■ About this task
Look for the string "虚拟磁盘" in the listing below, then copy every line that has it.
* * * * * * *
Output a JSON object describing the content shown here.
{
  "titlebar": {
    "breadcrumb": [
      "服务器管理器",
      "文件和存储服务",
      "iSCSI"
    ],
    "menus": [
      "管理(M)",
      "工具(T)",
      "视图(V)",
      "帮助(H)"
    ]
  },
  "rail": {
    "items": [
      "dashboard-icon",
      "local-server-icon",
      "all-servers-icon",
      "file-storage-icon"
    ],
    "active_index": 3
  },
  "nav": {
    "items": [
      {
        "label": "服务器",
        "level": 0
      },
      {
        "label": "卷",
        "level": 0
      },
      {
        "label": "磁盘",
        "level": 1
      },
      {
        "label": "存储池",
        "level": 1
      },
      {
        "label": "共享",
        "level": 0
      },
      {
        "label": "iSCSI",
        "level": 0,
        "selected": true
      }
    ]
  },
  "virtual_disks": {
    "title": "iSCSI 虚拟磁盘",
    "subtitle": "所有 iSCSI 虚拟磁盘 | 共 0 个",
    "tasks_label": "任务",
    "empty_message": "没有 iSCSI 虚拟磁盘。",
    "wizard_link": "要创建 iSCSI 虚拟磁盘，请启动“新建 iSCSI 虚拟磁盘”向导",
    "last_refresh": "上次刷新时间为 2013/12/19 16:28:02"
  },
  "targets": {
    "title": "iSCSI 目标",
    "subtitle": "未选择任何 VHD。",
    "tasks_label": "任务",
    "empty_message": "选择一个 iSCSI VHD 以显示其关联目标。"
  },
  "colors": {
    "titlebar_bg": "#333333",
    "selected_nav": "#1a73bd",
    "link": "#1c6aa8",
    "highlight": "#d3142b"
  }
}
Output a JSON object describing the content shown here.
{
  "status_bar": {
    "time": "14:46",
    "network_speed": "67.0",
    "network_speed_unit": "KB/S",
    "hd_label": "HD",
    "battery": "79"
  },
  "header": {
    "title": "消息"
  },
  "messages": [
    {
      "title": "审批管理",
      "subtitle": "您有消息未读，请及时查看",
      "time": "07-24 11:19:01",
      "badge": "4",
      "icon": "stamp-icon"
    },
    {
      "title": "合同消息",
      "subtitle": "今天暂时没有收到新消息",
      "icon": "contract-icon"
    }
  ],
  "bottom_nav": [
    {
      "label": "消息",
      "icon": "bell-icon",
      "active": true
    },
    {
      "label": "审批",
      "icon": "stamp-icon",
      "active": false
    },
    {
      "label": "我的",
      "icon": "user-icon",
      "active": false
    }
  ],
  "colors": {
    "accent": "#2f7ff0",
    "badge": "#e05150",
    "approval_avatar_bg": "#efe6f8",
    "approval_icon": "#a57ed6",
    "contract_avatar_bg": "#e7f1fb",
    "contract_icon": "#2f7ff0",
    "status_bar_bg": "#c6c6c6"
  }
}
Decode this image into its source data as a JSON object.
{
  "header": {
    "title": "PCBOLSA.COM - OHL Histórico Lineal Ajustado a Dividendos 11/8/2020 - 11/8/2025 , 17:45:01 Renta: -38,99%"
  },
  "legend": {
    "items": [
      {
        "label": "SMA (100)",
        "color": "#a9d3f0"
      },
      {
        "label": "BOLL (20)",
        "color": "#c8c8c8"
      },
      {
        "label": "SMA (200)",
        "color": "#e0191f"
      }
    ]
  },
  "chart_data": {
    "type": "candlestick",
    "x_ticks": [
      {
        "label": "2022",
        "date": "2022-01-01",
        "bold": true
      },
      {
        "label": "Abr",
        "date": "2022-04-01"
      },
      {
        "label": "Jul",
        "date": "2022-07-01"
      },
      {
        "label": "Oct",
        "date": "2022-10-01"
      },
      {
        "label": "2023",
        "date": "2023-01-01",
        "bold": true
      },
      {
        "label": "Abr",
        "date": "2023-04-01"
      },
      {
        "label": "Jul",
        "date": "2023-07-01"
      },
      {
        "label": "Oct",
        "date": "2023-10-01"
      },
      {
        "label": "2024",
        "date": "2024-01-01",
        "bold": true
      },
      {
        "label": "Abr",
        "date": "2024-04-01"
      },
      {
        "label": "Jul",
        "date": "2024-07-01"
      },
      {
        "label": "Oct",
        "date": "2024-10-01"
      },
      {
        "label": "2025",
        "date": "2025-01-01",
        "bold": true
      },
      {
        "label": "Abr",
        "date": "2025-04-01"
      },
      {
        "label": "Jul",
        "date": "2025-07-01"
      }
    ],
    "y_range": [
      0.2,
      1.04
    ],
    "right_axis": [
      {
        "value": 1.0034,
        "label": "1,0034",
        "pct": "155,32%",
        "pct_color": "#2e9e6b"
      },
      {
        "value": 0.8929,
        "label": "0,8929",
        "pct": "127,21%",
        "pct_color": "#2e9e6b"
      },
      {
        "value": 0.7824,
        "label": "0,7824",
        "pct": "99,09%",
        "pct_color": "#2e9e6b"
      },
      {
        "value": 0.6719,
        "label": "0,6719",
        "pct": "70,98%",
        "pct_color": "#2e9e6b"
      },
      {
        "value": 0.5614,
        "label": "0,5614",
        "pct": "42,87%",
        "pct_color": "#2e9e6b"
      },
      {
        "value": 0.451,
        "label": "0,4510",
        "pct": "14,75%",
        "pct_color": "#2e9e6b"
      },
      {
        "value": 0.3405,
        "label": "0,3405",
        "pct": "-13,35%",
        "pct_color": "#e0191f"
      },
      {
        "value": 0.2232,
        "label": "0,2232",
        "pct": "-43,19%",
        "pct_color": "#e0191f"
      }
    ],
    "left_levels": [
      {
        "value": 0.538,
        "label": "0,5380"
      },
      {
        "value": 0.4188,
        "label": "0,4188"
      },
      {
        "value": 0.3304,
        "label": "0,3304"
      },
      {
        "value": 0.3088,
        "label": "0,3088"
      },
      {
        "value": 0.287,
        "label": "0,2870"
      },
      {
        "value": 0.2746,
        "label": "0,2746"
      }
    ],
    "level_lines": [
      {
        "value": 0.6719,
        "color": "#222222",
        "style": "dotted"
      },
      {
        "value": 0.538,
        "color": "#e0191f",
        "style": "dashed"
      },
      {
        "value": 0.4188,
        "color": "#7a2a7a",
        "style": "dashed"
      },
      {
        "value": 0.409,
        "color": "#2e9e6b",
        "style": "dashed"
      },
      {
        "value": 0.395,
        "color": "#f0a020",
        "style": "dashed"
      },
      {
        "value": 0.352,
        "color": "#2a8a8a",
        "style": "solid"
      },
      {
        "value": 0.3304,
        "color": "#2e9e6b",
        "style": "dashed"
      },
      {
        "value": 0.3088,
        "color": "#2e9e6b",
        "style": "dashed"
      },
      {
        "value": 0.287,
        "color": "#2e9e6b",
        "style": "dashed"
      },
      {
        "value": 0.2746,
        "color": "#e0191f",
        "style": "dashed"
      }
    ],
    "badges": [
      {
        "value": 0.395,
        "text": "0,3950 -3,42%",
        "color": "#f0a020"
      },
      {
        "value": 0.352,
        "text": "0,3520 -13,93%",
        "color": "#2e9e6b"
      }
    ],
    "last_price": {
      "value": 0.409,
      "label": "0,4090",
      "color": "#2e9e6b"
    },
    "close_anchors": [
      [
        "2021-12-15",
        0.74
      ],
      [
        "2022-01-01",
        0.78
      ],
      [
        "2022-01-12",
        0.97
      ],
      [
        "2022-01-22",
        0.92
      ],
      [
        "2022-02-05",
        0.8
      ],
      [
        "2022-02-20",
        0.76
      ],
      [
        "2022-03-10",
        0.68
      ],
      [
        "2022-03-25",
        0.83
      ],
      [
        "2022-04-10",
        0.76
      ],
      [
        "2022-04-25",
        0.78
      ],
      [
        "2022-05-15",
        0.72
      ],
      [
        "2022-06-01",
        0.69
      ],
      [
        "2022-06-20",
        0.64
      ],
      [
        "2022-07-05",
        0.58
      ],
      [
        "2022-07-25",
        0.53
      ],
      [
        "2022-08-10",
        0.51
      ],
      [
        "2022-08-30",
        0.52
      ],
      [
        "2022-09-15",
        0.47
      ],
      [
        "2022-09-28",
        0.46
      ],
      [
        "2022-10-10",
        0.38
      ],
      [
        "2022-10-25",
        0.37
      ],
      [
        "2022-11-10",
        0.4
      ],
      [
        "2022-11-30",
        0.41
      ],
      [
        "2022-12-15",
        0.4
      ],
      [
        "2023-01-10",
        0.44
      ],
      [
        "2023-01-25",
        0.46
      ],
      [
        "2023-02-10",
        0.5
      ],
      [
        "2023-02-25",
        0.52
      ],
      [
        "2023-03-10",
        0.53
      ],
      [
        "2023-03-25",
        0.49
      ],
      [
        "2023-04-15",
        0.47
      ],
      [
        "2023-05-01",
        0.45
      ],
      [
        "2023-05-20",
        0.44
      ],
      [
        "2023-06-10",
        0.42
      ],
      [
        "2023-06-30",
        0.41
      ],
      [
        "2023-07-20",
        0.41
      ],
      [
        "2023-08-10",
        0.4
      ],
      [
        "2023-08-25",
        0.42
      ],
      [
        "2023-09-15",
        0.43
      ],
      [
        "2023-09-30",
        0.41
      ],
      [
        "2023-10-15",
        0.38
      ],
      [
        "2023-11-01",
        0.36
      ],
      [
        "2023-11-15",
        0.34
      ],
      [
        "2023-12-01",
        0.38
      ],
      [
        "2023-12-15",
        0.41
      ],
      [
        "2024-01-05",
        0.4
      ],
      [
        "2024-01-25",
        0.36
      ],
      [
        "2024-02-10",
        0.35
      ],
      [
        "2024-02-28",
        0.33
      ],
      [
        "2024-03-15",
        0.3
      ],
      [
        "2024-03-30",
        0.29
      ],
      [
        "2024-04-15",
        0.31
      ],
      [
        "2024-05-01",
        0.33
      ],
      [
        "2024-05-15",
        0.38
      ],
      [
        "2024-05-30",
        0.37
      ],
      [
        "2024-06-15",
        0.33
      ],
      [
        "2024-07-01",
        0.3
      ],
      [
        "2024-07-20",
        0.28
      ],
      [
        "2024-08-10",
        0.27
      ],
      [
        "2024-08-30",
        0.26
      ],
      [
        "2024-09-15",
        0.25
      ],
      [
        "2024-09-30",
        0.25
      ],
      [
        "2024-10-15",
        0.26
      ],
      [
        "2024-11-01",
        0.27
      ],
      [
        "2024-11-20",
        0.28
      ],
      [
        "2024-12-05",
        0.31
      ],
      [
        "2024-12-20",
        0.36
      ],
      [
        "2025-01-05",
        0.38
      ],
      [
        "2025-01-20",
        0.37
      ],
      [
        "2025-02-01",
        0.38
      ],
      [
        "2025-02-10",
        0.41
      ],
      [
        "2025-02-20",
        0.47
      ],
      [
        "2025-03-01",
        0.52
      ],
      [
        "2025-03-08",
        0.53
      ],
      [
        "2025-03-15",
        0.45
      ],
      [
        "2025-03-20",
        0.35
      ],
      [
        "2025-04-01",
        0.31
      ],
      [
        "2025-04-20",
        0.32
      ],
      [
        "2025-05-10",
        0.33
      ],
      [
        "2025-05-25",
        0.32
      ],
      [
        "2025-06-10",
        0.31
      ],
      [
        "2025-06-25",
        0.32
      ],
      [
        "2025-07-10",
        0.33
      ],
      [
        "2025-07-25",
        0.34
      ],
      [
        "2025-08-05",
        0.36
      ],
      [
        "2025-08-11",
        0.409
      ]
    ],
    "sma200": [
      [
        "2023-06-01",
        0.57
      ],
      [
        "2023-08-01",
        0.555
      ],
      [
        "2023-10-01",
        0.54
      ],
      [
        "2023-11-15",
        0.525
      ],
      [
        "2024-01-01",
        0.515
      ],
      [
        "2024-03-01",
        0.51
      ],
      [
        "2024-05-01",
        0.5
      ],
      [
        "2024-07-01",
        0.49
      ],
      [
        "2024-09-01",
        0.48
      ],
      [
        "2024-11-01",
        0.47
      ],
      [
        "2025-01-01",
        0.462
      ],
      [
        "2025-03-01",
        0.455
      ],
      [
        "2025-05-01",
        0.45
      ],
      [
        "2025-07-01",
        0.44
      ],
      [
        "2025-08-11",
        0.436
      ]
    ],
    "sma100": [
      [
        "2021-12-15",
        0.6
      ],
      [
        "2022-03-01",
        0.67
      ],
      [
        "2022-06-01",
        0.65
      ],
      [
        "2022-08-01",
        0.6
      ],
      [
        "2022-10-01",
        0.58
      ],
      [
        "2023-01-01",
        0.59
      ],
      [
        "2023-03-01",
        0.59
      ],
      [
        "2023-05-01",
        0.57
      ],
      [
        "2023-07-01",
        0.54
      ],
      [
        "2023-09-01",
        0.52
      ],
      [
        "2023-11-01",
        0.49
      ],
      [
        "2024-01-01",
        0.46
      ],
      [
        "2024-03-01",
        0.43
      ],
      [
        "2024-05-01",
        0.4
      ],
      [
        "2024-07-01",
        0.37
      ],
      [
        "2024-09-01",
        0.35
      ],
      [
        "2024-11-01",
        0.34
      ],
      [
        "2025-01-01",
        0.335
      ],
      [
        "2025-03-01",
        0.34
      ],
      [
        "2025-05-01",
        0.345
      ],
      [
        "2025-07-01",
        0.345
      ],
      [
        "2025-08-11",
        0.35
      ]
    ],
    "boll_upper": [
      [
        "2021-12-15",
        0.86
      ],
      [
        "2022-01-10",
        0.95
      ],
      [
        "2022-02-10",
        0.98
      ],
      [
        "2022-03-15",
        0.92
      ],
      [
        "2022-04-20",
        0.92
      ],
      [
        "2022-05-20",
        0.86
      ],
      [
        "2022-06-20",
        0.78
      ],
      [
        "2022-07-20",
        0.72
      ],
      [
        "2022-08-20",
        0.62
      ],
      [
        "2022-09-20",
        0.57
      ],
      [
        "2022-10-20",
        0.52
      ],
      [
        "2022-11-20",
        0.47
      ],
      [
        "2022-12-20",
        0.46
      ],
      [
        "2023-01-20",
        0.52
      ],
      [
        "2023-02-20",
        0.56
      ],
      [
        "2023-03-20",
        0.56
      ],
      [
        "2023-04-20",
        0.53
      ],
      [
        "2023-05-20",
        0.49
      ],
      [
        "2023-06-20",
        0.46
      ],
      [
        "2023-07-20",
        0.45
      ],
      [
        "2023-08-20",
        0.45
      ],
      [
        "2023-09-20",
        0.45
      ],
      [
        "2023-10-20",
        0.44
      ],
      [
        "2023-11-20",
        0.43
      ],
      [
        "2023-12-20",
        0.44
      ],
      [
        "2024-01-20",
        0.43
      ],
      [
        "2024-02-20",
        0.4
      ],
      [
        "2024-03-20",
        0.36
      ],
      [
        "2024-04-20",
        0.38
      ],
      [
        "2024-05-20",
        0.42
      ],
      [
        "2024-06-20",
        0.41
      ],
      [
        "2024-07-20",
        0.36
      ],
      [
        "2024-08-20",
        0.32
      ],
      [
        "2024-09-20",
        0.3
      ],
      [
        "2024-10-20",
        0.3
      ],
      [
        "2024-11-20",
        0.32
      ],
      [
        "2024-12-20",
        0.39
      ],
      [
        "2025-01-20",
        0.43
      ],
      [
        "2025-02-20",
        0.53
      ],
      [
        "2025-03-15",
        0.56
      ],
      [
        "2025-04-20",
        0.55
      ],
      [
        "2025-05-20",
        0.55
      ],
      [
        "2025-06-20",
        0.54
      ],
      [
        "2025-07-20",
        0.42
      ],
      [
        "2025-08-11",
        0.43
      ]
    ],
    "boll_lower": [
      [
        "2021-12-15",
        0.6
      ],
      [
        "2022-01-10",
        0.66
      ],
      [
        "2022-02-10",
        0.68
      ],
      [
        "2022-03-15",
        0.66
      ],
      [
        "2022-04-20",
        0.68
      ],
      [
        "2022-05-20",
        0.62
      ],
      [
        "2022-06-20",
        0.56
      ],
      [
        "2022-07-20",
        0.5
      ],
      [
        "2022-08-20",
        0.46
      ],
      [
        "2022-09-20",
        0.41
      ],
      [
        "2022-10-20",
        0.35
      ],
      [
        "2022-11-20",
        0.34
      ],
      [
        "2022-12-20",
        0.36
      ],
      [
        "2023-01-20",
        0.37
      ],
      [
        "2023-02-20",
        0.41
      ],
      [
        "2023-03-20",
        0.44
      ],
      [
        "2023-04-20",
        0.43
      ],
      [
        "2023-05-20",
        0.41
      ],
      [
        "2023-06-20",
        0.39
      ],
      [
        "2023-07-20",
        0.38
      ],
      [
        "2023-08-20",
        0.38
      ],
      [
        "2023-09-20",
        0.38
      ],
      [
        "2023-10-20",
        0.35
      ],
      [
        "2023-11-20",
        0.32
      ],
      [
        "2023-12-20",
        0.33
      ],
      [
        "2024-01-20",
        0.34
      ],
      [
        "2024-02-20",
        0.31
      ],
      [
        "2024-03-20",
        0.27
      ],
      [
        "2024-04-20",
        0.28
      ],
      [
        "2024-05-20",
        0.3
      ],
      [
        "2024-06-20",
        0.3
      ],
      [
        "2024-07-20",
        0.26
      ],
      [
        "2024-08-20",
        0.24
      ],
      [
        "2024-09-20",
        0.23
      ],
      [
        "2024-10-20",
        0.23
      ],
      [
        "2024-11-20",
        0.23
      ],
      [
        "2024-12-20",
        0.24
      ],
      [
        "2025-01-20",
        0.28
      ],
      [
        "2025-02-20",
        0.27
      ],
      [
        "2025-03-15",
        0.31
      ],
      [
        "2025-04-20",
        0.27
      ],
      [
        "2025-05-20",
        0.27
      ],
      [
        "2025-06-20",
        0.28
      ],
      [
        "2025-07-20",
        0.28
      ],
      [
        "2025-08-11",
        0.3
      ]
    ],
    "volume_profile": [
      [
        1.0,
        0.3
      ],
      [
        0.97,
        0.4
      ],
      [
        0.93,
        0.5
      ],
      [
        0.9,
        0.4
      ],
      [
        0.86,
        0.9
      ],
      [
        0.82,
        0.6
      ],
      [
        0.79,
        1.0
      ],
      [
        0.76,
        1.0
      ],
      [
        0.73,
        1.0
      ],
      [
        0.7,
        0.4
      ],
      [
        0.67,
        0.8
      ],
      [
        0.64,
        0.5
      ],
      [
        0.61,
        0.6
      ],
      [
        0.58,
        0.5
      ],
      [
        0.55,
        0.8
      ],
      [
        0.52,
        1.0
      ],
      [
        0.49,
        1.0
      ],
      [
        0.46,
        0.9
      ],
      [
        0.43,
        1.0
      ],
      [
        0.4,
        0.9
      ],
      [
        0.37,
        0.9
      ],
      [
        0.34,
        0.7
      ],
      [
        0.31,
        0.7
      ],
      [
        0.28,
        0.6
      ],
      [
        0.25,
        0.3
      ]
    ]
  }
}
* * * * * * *
■ Solution to the exercise
    "title": "iSCSI 虚拟磁盘",
    "subtitle": "所有 iSCSI 虚拟磁盘 | 共 0 个",
    "empty_message": "没有 iSCSI 虚拟磁盘。",
    "wizard_link": "要创建 iSCSI 虚拟磁盘，请启动“新建 iSCSI 虚拟磁盘”向导",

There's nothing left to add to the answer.